Tags: Lyons Springfield
May 09, 2012 | 08:03 AMLYONS TOWNSHIP — A town of Lyons man is dead and a Walworth County Sheriff's deputy is on administrative leave after a fatal shooting early Saturday morning.
The Sheriff's Office identified the dead man as John W. Brown, 22.
Deputies were called to 1463 Meadow Lane, Lyons, at about 12:02 a.m. Saturday. The caller reported that her adult son was at her home threatening suicide and was armed with a knife.
According to information from the Sheriff's Office, when deputies arrived, a woman and a male subject were in the home. The man was armed with a knife.
Deputies ordered the man to drop the knife. He did not and lunged at officers.

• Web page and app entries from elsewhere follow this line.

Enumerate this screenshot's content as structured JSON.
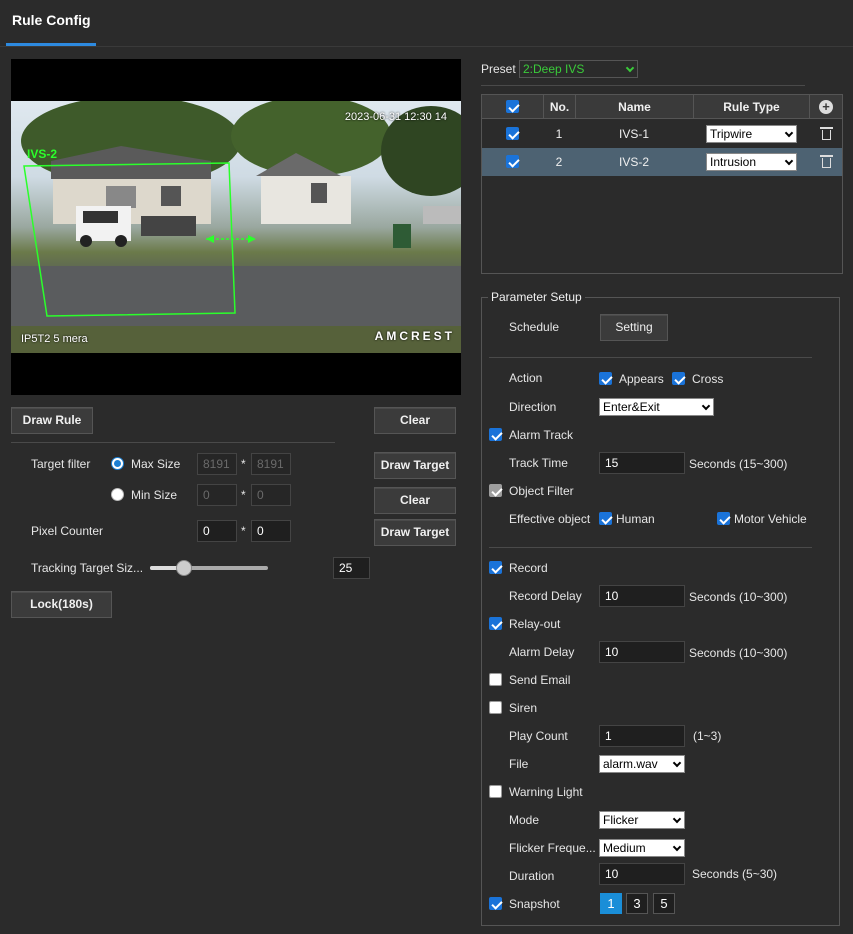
{
  "tab": {
    "title": "Rule Config"
  },
  "video": {
    "timestamp": "2023-06-31 12:30 14",
    "camera_name": "IP5T2 5 mera",
    "logo": "AMCREST",
    "rule_tag": "IVS-2"
  },
  "left": {
    "draw_rule": "Draw Rule",
    "clear1": "Clear",
    "target_filter_label": "Target filter",
    "max_size_label": "Max Size",
    "max_w": "8191",
    "max_h": "8191",
    "draw_target1": "Draw Target",
    "min_size_label": "Min Size",
    "min_w": "0",
    "min_h": "0",
    "clear2": "Clear",
    "pixel_counter_label": "Pixel Counter",
    "pixel_w": "0",
    "pixel_h": "0",
    "draw_target2": "Draw Target",
    "tracking_label": "Tracking Target Siz...",
    "tracking_value": "25",
    "tracking_level": 0.25,
    "lock": "Lock(180s)",
    "star": "*"
  },
  "preset": {
    "label": "Preset",
    "value": "2:Deep IVS"
  },
  "rules": {
    "headers": {
      "no": "No.",
      "name": "Name",
      "type": "Rule Type"
    },
    "rows": [
      {
        "no": "1",
        "name": "IVS-1",
        "type": "Tripwire"
      },
      {
        "no": "2",
        "name": "IVS-2",
        "type": "Intrusion"
      }
    ]
  },
  "params": {
    "legend": "Parameter Setup",
    "schedule_label": "Schedule",
    "setting": "Setting",
    "action_label": "Action",
    "appears": "Appears",
    "cross": "Cross",
    "direction_label": "Direction",
    "direction_value": "Enter&Exit",
    "alarm_track": "Alarm Track",
    "track_time_label": "Track Time",
    "track_time_value": "15",
    "track_time_hint": "Seconds (15~300)",
    "object_filter": "Object Filter",
    "effective_label": "Effective object",
    "human": "Human",
    "motor_vehicle": "Motor Vehicle",
    "record": "Record",
    "record_delay_label": "Record Delay",
    "record_delay_value": "10",
    "record_delay_hint": "Seconds (10~300)",
    "relay_out": "Relay-out",
    "alarm_delay_label": "Alarm Delay",
    "alarm_delay_value": "10",
    "alarm_delay_hint": "Seconds (10~300)",
    "send_email": "Send Email",
    "siren": "Siren",
    "play_count_label": "Play Count",
    "play_count_value": "1",
    "play_count_hint": "(1~3)",
    "file_label": "File",
    "file_value": "alarm.wav",
    "warning_light": "Warning Light",
    "mode_label": "Mode",
    "mode_value": "Flicker",
    "flicker_label": "Flicker Freque...",
    "flicker_value": "Medium",
    "duration_label": "Duration",
    "duration_value": "10",
    "duration_hint": "Seconds (5~30)",
    "snapshot": "Snapshot",
    "snap_options": [
      "1",
      "3",
      "5"
    ]
  },
  "colors": {
    "accent": "#2d8ae0",
    "selected_row": "#4d6272",
    "preset_text": "#3acb3a",
    "rule_line": "#2bff2b"
  }
}
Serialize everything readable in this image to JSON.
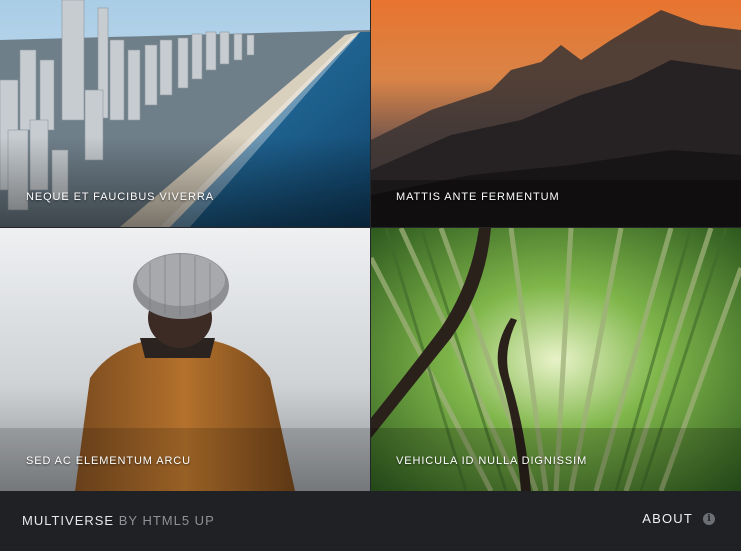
{
  "tiles": [
    {
      "caption": "NEQUE ET FAUCIBUS VIVERRA"
    },
    {
      "caption": "MATTIS ANTE FERMENTUM"
    },
    {
      "caption": "SED AC ELEMENTUM ARCU"
    },
    {
      "caption": "VEHICULA ID NULLA DIGNISSIM"
    }
  ],
  "footer": {
    "brand_name": "MULTIVERSE",
    "brand_by": "BY HTML5 UP",
    "about_label": "ABOUT",
    "about_icon": "info-icon"
  }
}
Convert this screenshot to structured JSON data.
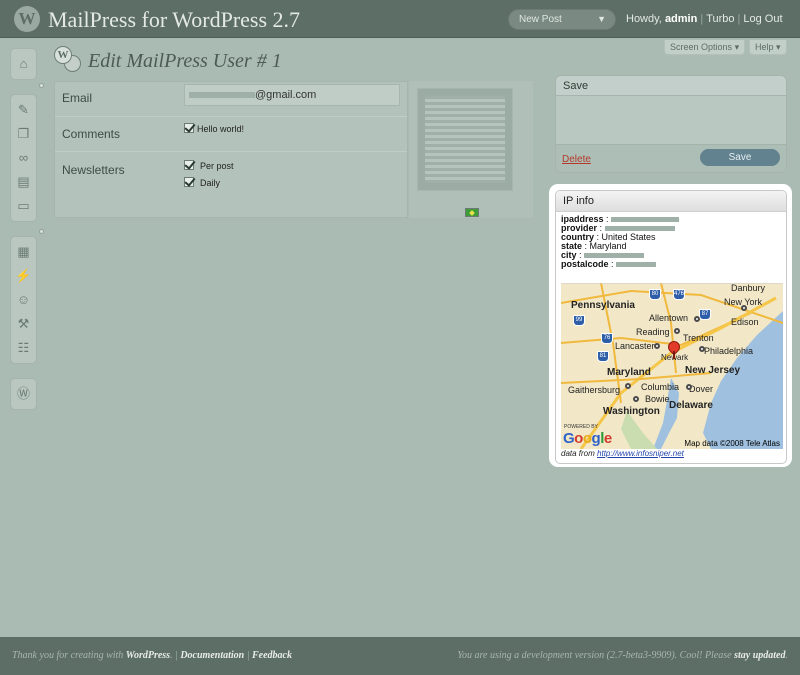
{
  "header": {
    "site_title": "MailPress for WordPress 2.7",
    "new_post": "New Post",
    "howdy": "Howdy,",
    "username": "admin",
    "turbo": "Turbo",
    "logout": "Log Out"
  },
  "screen_options": "Screen Options",
  "help": "Help",
  "page_title": "Edit MailPress User # 1",
  "form": {
    "email_label": "Email",
    "email_value": "@gmail.com",
    "comments_label": "Comments",
    "comments_option": "Hello world!",
    "newsletters_label": "Newsletters",
    "newsletter_options": [
      "Per post",
      "Daily"
    ]
  },
  "save_box": {
    "title": "Save",
    "delete": "Delete",
    "save": "Save"
  },
  "ip_info": {
    "title": "IP info",
    "fields": [
      {
        "key": "ipaddress",
        "value": ""
      },
      {
        "key": "provider",
        "value": ""
      },
      {
        "key": "country",
        "value": "United States"
      },
      {
        "key": "state",
        "value": "Maryland"
      },
      {
        "key": "city",
        "value": ""
      },
      {
        "key": "postalcode",
        "value": ""
      }
    ],
    "data_from": "data from",
    "data_from_link": "http://www.infosniper.net"
  },
  "map": {
    "labels": [
      "Pennsylvania",
      "New York",
      "Allentown",
      "Reading",
      "Trenton",
      "Edison",
      "Lancaster",
      "Philadelphia",
      "Newark",
      "Maryland",
      "New Jersey",
      "Gaithersburg",
      "Columbia",
      "Dover",
      "Bowie",
      "Delaware",
      "Washington",
      "Danbury"
    ],
    "shields": [
      "99",
      "80",
      "476",
      "87",
      "76",
      "81"
    ],
    "google": "Google",
    "powered_by": "POWERED BY",
    "credit": "Map data ©2008 Tele Atlas"
  },
  "footer": {
    "thanks": "Thank you for creating with",
    "wordpress": "WordPress",
    "documentation": "Documentation",
    "feedback": "Feedback",
    "version_text": "You are using a development version (2.7-beta3-9909). Cool! Please",
    "stay_updated": "stay updated"
  }
}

A deputy fired his service weapon and hit the man, later identified as Brown.
Brown was taken to Aurora Lakeland Medical Center, Elkhorn, where he was later pronounced dead. The woman in the home was not harmed.

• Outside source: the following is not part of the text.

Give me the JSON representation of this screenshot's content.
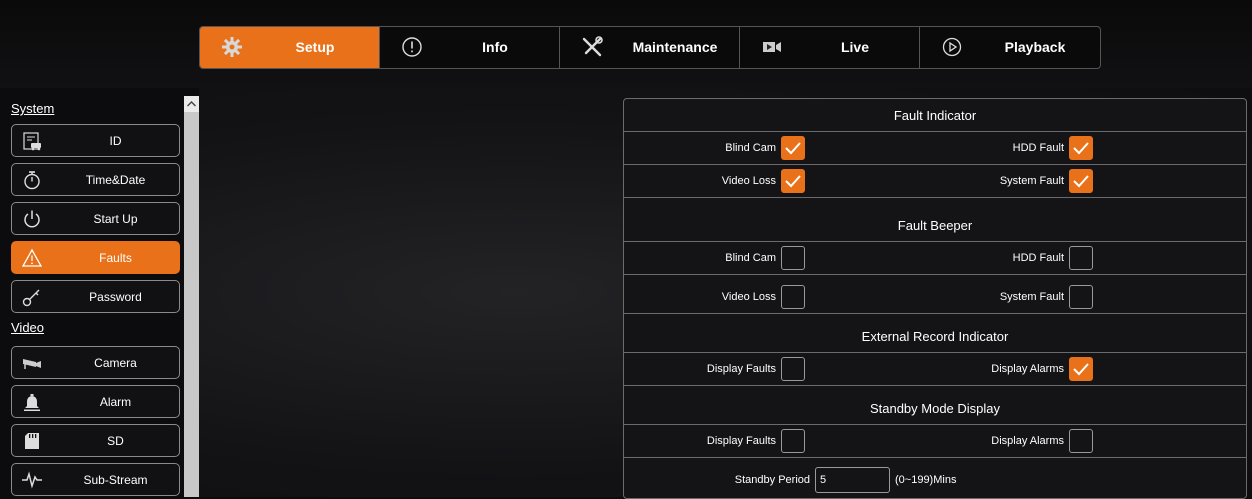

The Sheriff's Office has requested the assistance of The Wisconsin Department of Justice, Division of Criminal Investigation, to investigate the incident, which is standard procedure.
The deputy who fired the fatal shot has been placed on administrative duties pending the results of this investigation.
"The subject was armed with a knife and he confronted and was aggressive toward the officers," Walworth County Sheriff David Graves later told WITI Milwaukee television news. "He lunged toward the officers with a knife. He was ordered to drop the knife by the deputies. He failed to do so."
Steve Means, executive assistant to the state Attorney General, said it's hard to say how long the state's investigation into the shooting will take.
"What I'm told is it always takes some time with these officer involved shooting cases. It has to be finished with the crime lab, autopsy reports, agent reports, etc. It is usually a minimum of several weeks, sometimes months, because of the different moving parts beyond our control," Means said in a telephone interview earlier this week.
Means said the investigations are routine in a case where an officer shoots someone.
"Any time there is a shooting you have to go through and you have to anticipate questions that might be asked and basically cross your Ts and dot your Is, even though it may appear to other people that its obvious what happened and there is no need to investigate," he said. "It is a process that has to be gone through and it is pretty routine."
Means said the process is lengthy because investigators try to anticipate all possible questions and run down all possible leads.
"It is frustrating for the media, but we feel it is responsible to make sure we look at everything and do it right," he said.
When asked who fired the fatal shot, Means said he can't comment on that now.
"That needs to be determined as part of the investigation," he said.